══ MATERIAL SHOWN ══

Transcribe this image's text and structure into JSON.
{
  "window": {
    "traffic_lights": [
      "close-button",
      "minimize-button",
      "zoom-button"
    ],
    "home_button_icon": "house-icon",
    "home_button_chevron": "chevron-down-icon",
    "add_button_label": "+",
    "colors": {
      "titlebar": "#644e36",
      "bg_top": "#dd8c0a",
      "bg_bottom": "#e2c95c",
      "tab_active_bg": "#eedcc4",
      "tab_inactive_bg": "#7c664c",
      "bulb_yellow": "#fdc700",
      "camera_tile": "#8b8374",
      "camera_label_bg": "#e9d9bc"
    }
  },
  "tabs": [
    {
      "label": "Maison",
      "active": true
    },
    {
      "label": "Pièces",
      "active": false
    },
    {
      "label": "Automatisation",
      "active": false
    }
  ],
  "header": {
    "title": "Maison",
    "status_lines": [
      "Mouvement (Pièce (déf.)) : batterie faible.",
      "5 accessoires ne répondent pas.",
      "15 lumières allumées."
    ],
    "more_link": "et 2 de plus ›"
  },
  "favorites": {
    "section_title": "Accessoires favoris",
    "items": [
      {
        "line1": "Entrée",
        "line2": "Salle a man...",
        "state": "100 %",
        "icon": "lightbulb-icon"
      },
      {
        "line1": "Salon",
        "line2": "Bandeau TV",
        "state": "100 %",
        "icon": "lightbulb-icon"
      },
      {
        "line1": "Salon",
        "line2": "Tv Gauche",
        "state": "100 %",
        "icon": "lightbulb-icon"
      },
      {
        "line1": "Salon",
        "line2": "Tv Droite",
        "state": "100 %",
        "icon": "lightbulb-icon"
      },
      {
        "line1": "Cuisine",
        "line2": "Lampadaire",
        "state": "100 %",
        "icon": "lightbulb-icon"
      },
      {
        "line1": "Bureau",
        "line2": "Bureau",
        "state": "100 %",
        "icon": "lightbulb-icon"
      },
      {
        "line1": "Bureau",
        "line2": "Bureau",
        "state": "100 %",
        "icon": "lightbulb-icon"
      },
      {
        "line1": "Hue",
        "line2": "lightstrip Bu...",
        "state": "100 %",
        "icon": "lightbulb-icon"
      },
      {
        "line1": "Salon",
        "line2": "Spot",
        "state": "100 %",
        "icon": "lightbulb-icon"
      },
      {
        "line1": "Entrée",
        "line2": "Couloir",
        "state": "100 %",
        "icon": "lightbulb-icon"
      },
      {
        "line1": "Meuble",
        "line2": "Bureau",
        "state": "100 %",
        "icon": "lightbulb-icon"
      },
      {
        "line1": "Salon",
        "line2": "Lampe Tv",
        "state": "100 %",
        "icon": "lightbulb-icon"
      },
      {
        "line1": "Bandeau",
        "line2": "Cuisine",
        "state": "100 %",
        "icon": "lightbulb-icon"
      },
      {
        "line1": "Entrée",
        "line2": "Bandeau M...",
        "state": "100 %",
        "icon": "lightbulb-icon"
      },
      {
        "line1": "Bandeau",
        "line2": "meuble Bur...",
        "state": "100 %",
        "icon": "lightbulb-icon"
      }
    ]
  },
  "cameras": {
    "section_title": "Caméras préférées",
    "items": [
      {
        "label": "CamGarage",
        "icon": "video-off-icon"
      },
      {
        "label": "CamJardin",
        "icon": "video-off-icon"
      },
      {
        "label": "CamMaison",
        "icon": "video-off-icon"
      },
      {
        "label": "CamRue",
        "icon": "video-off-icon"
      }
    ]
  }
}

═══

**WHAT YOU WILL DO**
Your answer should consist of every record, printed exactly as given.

**ANSWER BELOW**
Transcribe this image's text and structure into JSON.
{
  "window": {
    "traffic_lights": [
      "close-button",
      "minimize-button",
      "zoom-button"
    ],
    "home_button_icon": "house-icon",
    "home_button_chevron": "chevron-down-icon",
    "add_button_label": "+",
    "colors": {
      "titlebar": "#644e36",
      "bg_top": "#dd8c0a",
      "bg_bottom": "#e2c95c",
      "tab_active_bg": "#eedcc4",
      "tab_inactive_bg": "#7c664c",
      "bulb_yellow": "#fdc700",
      "camera_tile": "#8b8374",
      "camera_label_bg": "#e9d9bc"
    }
  },
  "tabs": [
    {
      "label": "Maison",
      "active": true
    },
    {
      "label": "Pièces",
      "active": false
    },
    {
      "label": "Automatisation",
      "active": false
    }
  ],
  "header": {
    "title": "Maison",
    "status_lines": [
      "Mouvement (Pièce (déf.)) : batterie faible.",
      "5 accessoires ne répondent pas.",
      "15 lumières allumées."
    ],
    "more_link": "et 2 de plus ›"
  },
  "favorites": {
    "section_title": "Accessoires favoris",
    "items": [
      {
        "line1": "Entrée",
        "line2": "Salle a man...",
        "state": "100 %",
        "icon": "lightbulb-icon"
      },
      {
        "line1": "Salon",
        "line2": "Bandeau TV",
        "state": "100 %",
        "icon": "lightbulb-icon"
      },
      {
        "line1": "Salon",
        "line2": "Tv Gauche",
        "state": "100 %",
        "icon": "lightbulb-icon"
      },
      {
        "line1": "Salon",
        "line2": "Tv Droite",
        "state": "100 %",
        "icon": "lightbulb-icon"
      },
      {
        "line1": "Cuisine",
        "line2": "Lampadaire",
        "state": "100 %",
        "icon": "lightbulb-icon"
      },
      {
        "line1": "Bureau",
        "line2": "Bureau",
        "state": "100 %",
        "icon": "lightbulb-icon"
      },
      {
        "line1": "Bureau",
        "line2": "Bureau",
        "state": "100 %",
        "icon": "lightbulb-icon"
      },
      {
        "line1": "Hue",
        "line2": "lightstrip Bu...",
        "state": "100 %",
        "icon": "lightbulb-icon"
      },
      {
        "line1": "Salon",
        "line2": "Spot",
        "state": "100 %",
        "icon": "lightbulb-icon"
      },
      {
        "line1": "Entrée",
        "line2": "Couloir",
        "state": "100 %",
        "icon": "lightbulb-icon"
      },
      {
        "line1": "Meuble",
        "line2": "Bureau",
        "state": "100 %",
        "icon": "lightbulb-icon"
      },
      {
        "line1": "Salon",
        "line2": "Lampe Tv",
        "state": "100 %",
        "icon": "lightbulb-icon"
      },
      {
        "line1": "Bandeau",
        "line2": "Cuisine",
        "state": "100 %",
        "icon": "lightbulb-icon"
      },
      {
        "line1": "Entrée",
        "line2": "Bandeau M...",
        "state": "100 %",
        "icon": "lightbulb-icon"
      },
      {
        "line1": "Bandeau",
        "line2": "meuble Bur...",
        "state": "100 %",
        "icon": "lightbulb-icon"
      }
    ]
  },
  "cameras": {
    "section_title": "Caméras préférées",
    "items": [
      {
        "label": "CamGarage",
        "icon": "video-off-icon"
      },
      {
        "label": "CamJardin",
        "icon": "video-off-icon"
      },
      {
        "label": "CamMaison",
        "icon": "video-off-icon"
      },
      {
        "label": "CamRue",
        "icon": "video-off-icon"
      }
    ]
  }
}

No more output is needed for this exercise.